Work instruction: In the entries below, count the lines that hold the string "active" and state only that count.

Given data:

=-=-=-=-=

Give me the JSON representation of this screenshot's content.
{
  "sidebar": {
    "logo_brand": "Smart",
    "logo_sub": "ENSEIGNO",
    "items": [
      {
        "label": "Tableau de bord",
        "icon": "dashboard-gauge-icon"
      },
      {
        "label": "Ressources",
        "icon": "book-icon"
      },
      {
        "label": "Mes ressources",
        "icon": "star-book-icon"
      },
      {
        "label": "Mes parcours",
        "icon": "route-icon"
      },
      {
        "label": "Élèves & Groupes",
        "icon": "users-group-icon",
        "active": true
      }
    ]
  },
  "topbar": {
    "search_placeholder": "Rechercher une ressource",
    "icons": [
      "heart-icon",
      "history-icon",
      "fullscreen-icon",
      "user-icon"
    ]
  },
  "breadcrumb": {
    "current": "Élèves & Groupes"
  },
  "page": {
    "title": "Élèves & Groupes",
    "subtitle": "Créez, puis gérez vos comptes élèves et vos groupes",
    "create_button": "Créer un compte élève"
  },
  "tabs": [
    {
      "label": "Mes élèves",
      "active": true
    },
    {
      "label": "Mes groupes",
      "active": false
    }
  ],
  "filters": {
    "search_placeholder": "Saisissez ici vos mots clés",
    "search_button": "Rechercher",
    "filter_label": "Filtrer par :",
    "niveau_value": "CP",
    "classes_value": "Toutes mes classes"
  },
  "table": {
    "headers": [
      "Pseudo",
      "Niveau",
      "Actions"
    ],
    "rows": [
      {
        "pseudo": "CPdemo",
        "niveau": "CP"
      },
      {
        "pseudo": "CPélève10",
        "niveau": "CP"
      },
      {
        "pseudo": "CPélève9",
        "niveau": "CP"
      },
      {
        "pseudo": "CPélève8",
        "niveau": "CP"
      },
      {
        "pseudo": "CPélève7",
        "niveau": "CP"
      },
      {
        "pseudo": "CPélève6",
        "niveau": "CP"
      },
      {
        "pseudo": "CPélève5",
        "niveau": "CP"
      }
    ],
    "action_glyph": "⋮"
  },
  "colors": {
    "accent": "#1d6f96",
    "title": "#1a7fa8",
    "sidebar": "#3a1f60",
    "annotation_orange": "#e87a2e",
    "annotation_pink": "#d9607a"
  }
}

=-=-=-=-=

Task result: 3